[[ Task data open ]]

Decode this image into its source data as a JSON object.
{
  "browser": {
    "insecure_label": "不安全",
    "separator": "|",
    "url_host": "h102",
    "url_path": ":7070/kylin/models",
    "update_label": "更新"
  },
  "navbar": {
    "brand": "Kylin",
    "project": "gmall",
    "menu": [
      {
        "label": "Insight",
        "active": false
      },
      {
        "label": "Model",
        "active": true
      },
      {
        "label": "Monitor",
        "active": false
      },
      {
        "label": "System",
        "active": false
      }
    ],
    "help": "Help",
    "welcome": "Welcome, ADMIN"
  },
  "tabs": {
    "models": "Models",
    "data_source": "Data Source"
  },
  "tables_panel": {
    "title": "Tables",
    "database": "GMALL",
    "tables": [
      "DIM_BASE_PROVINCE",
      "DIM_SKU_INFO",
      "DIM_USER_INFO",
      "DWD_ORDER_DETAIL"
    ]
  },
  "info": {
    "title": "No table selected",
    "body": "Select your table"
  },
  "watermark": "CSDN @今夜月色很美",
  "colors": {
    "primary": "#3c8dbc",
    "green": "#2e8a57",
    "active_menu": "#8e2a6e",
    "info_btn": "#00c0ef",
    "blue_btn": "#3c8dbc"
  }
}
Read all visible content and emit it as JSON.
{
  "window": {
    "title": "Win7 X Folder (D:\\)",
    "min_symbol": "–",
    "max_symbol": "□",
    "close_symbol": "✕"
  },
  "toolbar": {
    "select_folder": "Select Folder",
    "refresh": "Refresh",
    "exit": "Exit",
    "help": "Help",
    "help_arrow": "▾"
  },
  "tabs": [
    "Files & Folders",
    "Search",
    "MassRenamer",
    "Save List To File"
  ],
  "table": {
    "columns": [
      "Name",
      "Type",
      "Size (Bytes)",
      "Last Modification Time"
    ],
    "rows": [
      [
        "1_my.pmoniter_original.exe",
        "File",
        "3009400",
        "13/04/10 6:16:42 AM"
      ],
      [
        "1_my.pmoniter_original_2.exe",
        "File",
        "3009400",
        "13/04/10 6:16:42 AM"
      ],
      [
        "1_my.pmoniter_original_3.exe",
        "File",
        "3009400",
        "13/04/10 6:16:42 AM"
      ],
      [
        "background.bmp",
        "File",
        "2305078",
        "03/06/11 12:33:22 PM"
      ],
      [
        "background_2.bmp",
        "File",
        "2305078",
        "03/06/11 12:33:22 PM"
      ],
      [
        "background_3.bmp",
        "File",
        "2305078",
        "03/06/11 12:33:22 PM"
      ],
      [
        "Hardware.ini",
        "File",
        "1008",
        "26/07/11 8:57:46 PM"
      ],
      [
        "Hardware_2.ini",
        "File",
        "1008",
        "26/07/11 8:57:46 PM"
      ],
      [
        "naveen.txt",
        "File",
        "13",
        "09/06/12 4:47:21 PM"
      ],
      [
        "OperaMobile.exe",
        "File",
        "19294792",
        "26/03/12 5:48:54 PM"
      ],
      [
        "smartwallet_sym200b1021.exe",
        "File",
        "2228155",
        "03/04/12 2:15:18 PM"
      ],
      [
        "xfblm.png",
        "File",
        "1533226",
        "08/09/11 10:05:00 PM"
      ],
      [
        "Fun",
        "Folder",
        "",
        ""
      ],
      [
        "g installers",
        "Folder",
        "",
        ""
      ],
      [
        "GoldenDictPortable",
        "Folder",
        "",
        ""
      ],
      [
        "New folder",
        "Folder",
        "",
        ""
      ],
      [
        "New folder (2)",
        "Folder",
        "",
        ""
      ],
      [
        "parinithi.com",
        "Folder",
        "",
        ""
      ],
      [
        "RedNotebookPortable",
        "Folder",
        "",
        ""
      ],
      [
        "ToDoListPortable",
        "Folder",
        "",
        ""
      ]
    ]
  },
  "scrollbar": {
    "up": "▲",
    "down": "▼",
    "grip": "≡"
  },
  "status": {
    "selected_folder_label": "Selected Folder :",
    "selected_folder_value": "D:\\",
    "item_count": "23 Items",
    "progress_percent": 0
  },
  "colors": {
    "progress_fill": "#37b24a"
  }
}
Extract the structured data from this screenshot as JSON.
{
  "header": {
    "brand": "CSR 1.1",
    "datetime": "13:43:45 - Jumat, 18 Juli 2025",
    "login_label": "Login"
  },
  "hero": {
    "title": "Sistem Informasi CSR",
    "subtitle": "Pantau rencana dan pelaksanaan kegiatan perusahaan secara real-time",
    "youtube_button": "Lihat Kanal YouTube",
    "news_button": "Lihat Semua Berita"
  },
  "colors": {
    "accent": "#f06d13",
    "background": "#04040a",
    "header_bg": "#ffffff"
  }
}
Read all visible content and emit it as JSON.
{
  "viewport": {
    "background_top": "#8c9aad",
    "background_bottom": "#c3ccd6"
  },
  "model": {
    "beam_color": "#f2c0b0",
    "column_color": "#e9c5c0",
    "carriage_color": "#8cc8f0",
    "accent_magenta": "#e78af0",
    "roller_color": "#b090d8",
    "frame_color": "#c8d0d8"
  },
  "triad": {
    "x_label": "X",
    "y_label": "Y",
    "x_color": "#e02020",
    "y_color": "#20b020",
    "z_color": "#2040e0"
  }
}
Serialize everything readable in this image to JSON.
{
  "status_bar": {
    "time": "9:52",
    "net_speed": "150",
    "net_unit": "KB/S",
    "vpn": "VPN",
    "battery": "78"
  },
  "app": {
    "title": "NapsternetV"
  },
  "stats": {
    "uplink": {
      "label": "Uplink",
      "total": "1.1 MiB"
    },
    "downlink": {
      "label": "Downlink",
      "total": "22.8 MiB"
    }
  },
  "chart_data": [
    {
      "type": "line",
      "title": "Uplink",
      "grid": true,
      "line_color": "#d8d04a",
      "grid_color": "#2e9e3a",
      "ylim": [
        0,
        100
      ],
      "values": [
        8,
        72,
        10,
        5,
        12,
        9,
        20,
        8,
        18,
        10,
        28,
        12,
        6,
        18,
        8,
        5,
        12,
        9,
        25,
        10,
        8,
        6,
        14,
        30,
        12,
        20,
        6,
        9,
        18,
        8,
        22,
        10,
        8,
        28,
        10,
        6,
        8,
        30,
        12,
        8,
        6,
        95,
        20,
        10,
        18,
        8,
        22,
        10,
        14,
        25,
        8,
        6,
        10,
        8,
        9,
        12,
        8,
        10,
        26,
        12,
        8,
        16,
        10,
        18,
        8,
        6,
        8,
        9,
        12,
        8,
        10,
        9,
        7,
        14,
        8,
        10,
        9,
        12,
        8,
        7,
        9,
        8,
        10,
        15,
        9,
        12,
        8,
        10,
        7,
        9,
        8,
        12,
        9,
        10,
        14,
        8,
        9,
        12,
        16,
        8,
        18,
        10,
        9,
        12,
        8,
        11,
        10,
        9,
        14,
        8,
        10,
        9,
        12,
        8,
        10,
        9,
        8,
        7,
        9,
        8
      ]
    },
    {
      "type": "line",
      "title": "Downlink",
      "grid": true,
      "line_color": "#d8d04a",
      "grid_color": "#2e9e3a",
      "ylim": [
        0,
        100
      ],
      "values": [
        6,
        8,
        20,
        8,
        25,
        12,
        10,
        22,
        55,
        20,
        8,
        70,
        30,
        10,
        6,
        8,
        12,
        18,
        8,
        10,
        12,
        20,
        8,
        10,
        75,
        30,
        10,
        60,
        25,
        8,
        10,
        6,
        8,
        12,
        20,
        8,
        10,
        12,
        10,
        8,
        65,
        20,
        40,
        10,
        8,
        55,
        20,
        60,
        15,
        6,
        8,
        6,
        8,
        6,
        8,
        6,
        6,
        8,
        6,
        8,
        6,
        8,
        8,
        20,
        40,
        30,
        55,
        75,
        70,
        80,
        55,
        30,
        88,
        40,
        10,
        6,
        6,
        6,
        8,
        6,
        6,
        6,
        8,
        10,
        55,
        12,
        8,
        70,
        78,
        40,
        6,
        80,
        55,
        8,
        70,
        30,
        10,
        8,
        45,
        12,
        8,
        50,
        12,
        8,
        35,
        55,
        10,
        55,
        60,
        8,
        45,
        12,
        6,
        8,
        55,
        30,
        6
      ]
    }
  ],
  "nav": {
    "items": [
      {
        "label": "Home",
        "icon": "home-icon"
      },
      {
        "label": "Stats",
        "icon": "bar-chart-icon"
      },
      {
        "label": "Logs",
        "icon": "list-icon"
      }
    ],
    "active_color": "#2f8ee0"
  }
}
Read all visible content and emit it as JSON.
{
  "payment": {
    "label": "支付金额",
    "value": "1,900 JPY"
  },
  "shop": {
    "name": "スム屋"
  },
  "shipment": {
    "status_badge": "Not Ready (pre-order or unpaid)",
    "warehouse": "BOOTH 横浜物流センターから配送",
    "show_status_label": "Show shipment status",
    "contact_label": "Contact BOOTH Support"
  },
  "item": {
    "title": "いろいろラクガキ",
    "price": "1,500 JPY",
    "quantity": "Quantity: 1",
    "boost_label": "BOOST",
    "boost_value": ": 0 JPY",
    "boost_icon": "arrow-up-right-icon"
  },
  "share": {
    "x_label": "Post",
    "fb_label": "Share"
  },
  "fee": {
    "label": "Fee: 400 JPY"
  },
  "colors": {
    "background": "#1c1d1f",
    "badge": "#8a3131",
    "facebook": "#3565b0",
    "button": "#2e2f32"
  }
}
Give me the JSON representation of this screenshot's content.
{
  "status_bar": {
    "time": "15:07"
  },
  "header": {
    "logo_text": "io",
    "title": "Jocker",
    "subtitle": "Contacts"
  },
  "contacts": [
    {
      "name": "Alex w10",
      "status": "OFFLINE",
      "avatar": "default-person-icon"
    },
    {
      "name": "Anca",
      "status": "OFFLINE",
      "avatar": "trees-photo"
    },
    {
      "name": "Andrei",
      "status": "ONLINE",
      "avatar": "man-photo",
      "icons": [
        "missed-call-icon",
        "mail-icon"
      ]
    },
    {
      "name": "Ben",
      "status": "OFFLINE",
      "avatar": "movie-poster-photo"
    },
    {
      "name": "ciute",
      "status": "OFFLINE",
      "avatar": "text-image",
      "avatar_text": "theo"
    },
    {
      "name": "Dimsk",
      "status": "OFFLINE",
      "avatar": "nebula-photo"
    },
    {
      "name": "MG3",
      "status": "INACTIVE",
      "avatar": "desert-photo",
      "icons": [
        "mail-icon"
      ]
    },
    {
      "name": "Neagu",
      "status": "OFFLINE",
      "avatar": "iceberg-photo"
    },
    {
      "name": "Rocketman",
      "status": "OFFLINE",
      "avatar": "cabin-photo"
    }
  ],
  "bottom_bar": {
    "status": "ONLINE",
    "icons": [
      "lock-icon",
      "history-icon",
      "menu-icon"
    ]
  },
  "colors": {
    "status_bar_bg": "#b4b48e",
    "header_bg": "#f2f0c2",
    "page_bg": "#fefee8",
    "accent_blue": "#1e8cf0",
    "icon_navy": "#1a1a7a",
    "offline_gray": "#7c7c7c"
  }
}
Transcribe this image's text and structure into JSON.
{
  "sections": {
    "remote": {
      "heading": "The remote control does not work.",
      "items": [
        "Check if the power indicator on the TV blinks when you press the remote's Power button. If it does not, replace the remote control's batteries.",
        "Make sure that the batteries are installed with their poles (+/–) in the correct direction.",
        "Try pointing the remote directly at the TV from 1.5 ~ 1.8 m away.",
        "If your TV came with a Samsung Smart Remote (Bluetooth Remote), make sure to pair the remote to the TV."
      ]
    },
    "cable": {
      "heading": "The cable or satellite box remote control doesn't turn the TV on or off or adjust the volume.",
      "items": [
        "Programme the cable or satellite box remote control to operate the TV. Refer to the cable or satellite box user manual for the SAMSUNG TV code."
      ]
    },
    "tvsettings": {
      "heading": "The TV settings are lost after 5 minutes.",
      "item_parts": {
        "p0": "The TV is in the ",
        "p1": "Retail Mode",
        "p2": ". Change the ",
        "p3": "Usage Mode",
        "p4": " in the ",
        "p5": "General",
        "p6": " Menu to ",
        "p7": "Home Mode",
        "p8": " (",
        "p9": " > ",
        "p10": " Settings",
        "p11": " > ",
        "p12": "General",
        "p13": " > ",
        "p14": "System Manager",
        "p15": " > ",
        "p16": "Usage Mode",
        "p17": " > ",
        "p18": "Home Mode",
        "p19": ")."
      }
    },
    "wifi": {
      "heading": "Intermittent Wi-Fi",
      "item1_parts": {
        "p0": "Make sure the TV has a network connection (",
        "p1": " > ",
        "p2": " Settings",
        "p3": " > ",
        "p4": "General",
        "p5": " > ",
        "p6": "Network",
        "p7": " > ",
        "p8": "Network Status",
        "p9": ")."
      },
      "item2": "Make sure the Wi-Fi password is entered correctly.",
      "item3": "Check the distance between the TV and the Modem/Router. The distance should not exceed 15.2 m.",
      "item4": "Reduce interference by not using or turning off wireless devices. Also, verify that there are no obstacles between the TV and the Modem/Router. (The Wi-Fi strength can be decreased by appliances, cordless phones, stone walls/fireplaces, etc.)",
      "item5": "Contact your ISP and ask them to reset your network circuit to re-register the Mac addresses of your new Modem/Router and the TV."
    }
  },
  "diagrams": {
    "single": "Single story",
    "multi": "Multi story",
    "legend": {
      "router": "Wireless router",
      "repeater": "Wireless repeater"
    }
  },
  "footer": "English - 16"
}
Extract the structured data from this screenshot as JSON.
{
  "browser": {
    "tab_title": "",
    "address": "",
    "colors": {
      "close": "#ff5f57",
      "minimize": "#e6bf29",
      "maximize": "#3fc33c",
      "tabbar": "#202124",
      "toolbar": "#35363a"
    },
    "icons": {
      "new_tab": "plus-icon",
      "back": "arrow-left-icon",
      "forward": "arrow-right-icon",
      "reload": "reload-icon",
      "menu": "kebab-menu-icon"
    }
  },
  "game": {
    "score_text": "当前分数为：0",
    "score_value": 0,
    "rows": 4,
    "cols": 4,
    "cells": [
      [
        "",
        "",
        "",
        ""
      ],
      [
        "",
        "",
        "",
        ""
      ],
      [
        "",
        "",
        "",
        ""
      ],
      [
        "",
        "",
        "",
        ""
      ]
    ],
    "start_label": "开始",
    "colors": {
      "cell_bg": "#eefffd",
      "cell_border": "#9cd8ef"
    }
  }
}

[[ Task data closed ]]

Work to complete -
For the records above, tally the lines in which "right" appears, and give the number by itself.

Response to the exercise -
2